• [Task directions]:
Copy out, from the data, each line containing the string "calling".

Page and application data records
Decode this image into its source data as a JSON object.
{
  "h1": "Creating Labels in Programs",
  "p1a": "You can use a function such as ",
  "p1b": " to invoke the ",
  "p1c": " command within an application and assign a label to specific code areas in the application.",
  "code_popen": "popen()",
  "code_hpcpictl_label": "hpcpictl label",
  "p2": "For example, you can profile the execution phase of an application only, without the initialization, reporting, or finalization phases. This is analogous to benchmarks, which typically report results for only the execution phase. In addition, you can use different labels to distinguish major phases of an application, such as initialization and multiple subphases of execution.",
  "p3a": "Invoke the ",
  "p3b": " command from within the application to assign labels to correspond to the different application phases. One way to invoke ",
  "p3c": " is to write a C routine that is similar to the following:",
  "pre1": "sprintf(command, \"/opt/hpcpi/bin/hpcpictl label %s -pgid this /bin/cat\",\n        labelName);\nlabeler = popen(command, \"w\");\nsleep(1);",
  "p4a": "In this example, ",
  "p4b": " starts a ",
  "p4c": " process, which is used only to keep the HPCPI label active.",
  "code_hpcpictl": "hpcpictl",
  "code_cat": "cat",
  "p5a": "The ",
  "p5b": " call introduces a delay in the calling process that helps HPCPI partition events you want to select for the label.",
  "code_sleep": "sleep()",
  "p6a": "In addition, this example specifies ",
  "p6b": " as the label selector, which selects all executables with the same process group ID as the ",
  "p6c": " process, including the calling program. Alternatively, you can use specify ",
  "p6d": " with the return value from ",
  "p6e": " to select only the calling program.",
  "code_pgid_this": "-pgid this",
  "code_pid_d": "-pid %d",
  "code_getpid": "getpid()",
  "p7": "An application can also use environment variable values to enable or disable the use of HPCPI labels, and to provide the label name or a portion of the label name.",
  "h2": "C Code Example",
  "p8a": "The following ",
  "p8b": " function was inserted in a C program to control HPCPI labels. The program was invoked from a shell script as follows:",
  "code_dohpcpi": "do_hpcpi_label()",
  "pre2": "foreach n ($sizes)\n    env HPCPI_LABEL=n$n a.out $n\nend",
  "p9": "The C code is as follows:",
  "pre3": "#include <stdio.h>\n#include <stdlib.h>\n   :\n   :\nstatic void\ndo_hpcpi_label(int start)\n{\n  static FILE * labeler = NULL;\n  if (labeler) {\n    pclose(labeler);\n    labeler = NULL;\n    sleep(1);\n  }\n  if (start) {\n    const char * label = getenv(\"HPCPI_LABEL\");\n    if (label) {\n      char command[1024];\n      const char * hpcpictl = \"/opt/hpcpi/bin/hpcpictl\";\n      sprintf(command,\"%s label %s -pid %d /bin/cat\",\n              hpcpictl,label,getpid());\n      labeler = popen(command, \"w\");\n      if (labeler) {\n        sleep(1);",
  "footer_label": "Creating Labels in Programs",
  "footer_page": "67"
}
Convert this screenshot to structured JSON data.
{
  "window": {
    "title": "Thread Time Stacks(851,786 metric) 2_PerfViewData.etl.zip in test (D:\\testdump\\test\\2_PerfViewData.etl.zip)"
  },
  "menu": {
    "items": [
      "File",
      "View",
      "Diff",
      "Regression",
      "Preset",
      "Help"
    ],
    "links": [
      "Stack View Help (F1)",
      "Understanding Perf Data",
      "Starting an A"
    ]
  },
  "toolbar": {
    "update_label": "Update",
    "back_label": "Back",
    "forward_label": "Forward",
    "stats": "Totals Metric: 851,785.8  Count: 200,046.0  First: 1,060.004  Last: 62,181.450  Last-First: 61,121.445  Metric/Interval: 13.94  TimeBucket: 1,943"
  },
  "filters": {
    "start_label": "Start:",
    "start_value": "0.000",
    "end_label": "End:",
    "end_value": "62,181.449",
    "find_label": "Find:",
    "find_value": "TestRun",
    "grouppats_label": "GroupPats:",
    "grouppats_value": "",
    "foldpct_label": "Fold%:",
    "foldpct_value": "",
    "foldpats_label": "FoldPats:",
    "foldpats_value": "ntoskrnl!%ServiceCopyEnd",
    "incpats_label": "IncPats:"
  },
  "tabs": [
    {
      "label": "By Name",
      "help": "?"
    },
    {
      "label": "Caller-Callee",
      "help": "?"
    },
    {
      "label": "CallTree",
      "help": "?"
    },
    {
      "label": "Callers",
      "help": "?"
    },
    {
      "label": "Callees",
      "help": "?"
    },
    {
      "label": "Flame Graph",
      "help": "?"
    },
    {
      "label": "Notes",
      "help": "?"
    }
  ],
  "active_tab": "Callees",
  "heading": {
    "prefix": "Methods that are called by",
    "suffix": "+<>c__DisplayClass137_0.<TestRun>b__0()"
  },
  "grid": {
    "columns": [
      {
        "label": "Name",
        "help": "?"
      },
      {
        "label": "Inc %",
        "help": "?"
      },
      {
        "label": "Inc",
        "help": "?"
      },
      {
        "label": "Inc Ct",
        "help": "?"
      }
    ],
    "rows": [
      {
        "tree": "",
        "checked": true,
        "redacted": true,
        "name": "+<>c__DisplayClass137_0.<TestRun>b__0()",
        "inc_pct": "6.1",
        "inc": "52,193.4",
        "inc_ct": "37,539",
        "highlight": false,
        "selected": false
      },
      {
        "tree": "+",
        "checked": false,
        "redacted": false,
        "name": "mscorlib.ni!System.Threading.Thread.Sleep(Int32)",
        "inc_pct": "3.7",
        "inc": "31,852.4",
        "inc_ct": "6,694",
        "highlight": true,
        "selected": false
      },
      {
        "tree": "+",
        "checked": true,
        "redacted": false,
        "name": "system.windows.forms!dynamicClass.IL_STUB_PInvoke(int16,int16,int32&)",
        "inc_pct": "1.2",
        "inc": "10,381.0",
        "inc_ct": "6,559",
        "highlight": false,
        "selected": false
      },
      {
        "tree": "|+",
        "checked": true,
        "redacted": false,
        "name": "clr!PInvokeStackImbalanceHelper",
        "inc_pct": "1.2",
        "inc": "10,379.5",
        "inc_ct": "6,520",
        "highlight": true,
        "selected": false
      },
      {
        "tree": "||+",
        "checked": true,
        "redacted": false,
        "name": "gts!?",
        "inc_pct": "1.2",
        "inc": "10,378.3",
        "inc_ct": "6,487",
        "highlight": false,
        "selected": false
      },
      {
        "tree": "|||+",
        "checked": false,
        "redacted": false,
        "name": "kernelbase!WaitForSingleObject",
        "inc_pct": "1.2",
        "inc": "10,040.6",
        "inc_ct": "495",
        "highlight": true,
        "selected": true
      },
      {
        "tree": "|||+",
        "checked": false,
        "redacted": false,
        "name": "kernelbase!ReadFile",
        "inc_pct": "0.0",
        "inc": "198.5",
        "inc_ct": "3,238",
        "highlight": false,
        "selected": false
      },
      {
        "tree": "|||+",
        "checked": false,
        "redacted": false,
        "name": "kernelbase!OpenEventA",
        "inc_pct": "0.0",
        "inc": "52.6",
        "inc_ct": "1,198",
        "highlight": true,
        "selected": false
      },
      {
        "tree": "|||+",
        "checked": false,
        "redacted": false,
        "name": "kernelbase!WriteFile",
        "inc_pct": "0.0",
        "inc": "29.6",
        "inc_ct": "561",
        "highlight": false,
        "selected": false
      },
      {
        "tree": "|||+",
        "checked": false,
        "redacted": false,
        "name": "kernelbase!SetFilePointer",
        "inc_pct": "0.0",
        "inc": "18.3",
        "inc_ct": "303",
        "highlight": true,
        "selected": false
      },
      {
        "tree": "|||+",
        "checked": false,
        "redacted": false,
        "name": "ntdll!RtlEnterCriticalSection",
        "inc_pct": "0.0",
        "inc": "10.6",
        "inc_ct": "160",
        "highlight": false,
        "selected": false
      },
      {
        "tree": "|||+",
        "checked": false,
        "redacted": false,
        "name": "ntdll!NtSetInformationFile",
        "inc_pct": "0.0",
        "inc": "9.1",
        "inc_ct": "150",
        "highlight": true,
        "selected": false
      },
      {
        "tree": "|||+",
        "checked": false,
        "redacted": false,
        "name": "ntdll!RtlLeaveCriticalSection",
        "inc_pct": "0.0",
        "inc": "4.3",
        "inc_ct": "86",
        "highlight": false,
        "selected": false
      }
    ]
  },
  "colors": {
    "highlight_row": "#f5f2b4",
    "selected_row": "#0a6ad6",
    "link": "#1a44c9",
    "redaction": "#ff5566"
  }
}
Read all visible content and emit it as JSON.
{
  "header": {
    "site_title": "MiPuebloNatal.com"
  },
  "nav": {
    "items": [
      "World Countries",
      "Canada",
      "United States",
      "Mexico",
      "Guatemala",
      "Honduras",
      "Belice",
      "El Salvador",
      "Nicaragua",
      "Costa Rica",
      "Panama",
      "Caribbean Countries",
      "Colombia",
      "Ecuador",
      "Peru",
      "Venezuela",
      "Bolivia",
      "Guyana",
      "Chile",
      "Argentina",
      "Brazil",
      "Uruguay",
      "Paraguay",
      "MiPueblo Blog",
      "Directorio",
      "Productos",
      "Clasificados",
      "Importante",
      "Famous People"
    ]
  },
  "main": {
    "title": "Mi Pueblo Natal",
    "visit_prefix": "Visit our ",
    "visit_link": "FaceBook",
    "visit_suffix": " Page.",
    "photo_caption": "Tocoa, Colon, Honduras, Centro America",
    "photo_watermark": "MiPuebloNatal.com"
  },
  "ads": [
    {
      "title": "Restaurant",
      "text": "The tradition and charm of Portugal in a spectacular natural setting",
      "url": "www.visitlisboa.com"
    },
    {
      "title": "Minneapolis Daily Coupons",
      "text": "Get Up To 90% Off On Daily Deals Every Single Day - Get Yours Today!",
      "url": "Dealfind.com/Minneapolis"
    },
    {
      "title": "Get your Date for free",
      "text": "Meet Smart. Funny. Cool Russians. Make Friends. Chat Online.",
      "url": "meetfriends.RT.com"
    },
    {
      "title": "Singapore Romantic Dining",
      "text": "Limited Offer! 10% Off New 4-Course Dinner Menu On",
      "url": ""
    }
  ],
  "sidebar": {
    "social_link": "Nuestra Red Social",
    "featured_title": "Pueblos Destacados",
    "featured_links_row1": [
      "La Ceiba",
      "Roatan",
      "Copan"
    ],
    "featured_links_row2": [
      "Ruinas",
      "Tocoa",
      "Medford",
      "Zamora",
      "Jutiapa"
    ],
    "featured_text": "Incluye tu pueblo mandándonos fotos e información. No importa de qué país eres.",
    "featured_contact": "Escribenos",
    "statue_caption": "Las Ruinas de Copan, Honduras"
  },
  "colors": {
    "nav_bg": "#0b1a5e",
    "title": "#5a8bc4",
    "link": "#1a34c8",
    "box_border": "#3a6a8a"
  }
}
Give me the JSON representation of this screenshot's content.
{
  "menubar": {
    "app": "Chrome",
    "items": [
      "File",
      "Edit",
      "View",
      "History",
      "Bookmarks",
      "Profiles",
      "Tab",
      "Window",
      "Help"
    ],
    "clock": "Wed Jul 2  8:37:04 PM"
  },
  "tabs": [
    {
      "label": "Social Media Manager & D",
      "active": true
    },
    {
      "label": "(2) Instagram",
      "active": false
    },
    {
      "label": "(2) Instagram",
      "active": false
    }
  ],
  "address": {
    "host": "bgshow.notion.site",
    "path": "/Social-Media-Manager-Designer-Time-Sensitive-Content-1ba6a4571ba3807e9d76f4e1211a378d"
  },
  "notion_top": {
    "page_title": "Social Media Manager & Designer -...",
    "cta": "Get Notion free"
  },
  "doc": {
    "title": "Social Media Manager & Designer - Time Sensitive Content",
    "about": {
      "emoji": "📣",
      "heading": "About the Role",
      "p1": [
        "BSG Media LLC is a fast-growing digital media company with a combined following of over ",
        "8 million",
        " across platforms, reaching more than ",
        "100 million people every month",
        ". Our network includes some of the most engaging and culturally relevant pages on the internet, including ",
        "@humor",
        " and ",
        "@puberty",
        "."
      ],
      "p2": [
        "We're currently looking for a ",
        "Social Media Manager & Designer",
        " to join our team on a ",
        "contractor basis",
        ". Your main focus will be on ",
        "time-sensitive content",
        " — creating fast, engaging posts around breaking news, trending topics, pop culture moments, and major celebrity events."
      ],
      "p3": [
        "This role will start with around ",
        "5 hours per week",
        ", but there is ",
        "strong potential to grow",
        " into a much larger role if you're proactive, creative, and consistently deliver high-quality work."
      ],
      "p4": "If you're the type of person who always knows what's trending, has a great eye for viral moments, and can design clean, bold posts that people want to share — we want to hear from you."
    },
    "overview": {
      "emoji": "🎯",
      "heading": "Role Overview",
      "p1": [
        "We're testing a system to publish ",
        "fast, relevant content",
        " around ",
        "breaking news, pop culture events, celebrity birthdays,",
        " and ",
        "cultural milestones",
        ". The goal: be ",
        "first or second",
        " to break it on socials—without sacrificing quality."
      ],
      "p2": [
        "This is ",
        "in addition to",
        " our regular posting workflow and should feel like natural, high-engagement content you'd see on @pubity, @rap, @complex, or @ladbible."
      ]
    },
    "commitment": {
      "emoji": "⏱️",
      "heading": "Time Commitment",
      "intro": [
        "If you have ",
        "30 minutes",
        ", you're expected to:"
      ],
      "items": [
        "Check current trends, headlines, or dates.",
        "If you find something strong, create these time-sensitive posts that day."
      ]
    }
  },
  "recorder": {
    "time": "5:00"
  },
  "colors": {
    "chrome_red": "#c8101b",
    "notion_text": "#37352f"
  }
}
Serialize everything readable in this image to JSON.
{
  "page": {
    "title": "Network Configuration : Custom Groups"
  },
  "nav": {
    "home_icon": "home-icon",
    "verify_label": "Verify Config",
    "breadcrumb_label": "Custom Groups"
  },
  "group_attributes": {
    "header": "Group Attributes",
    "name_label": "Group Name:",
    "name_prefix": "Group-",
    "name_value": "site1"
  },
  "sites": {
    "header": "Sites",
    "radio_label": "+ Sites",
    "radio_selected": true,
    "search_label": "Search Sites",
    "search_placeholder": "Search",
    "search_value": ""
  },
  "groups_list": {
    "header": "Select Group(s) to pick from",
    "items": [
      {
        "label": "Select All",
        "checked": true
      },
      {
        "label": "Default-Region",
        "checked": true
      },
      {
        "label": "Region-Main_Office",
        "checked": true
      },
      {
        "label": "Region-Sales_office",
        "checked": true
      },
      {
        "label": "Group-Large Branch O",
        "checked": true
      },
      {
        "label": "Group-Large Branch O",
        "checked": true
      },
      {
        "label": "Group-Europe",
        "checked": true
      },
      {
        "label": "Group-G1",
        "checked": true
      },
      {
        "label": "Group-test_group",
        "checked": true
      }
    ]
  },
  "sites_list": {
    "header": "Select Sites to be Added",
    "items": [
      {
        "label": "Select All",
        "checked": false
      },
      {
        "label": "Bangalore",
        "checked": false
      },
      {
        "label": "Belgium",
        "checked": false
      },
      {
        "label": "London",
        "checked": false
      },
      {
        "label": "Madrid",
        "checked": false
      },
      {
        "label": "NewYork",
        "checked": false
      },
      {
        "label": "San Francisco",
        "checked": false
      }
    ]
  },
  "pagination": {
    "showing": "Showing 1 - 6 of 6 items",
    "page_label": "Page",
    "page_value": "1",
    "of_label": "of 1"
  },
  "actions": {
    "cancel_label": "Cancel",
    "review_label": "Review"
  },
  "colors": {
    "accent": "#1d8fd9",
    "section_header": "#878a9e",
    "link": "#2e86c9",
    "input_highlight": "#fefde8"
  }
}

• [Written reply]:
  "p5b": " call introduces a delay in the calling process that helps HPCPI partition events you want to select for the label.",
  "p6c": " process, including the calling program. Alternatively, you can use specify ",
  "p6e": " to select only the calling program.",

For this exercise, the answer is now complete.